Thanksgiving and the Jews
November 21, 2012
By Jody Hirsh
So... is Thanksgiving a Jewish holiday? Well, yes, actually it is! Or at least, believe it or not, it has its roots in the Torah. The Pilgrims, when they left for the New World in 1620, identified with the Children of Israel in the book of Exodus. They saw themselves as the New Israelites, escaping an evil king, crossing a sea safely and coming to the Promised Land. When they had spent the first year in Plymouth and wanted to commemorate their anniversary with an autumn harvest, they chose the Biblical holiday of Sukkot to emulate. Sukkot is essentially a harvest holiday – the last harvest of the year, an autumn harvest. The main theme of Sukkot is actually Thanksgiving! Perfect. No, they didn’t build “booths” the way we Jews do at Sukkot, but the harvest is the center of the holiday of Thanksgiving.
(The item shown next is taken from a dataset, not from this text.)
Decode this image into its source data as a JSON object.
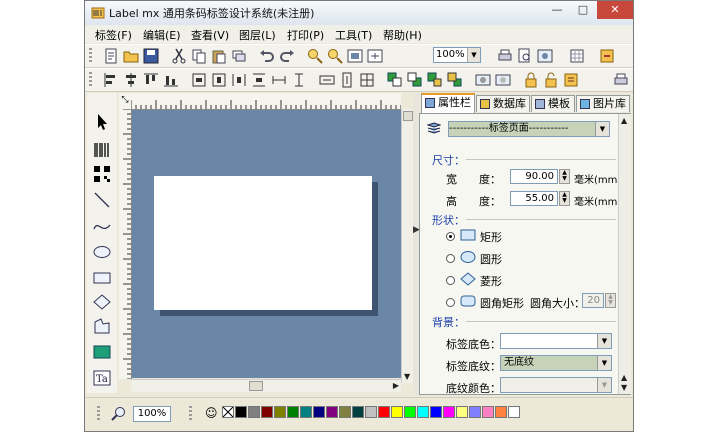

Most of us Americans, love Thanksgiving... even when we’re living in foreign countries. We search for whole turkeys to roast (try finding one in Israel or Hong Kong), and cranberries (a uniquely American berry), and pumpkin pie. And we Jews see the holiday as a true way to celebrate our lives in the melting pot that is America. We look to the prophet Jeremiah, giving advice to the Jews exiled to Babylonia by the Babylonian King, Nebuchadnezzar:
Thus says the Lord of hosts, the God of Israel, to all the exiles whom I have sent into exile from Jerusalem to Babylon: Build houses and live in them; plant gardens and eat their produce. Take wives and have sons and daughters; take wives for your sons, and give your daughters in marriage, that they may bear sons and daughters; multiply there, and do not decrease. But seek the peace of the city where I have sent you into exile, and pray to the Lord on its behalf, for in its peace you will find your peace.
We hope you take the time this weekend to give thanks for all that you are thankful for, and we hope to see you spending time with your family here at the JCC this Thanksgiving. (Click here for holiday building hours, special group exercise times, and gym schedule.)
Chag Sameach (Happy Holiday)